(About this exercise) Make a verbatim copy of all the records. Skip every image.
Stored data Block Start
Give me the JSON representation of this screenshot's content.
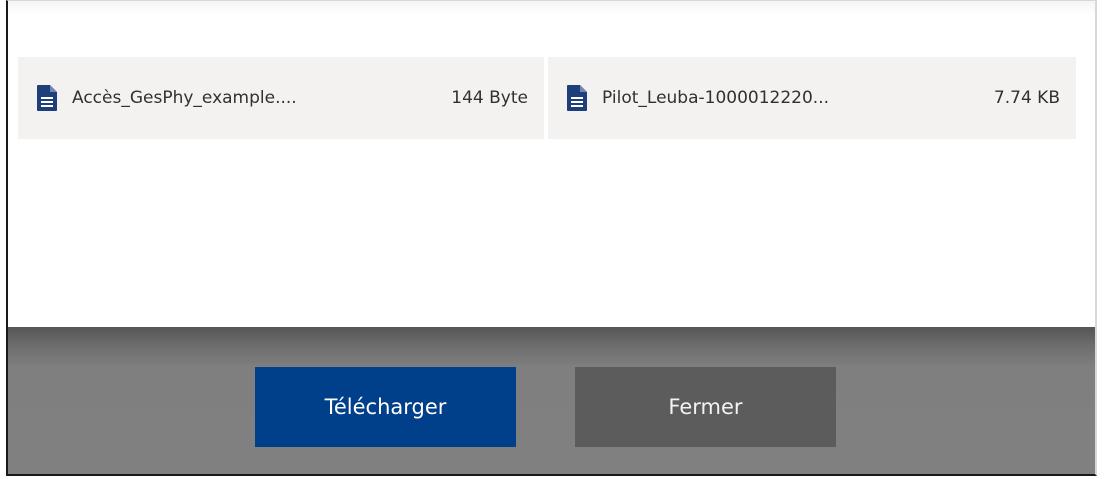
{
  "files": [
    {
      "name": "Accès_GesPhy_example....",
      "size": "144 Byte",
      "icon": "document-icon"
    },
    {
      "name": "Pilot_Leuba-1000012220...",
      "size": "7.74 KB",
      "icon": "document-icon"
    }
  ],
  "footer": {
    "download_label": "Télécharger",
    "close_label": "Fermer"
  },
  "colors": {
    "primary": "#003f8a",
    "secondary": "#5c5c5c",
    "icon": "#1f3f7a",
    "item_bg": "#f3f2f1"
  }
}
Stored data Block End
(Exercise solution)
Give me the JSON representation of this screenshot's content.
{
  "files": [
    {
      "name": "Accès_GesPhy_example....",
      "size": "144 Byte",
      "icon": "document-icon"
    },
    {
      "name": "Pilot_Leuba-1000012220...",
      "size": "7.74 KB",
      "icon": "document-icon"
    }
  ],
  "footer": {
    "download_label": "Télécharger",
    "close_label": "Fermer"
  },
  "colors": {
    "primary": "#003f8a",
    "secondary": "#5c5c5c",
    "icon": "#1f3f7a",
    "item_bg": "#f3f2f1"
  }
}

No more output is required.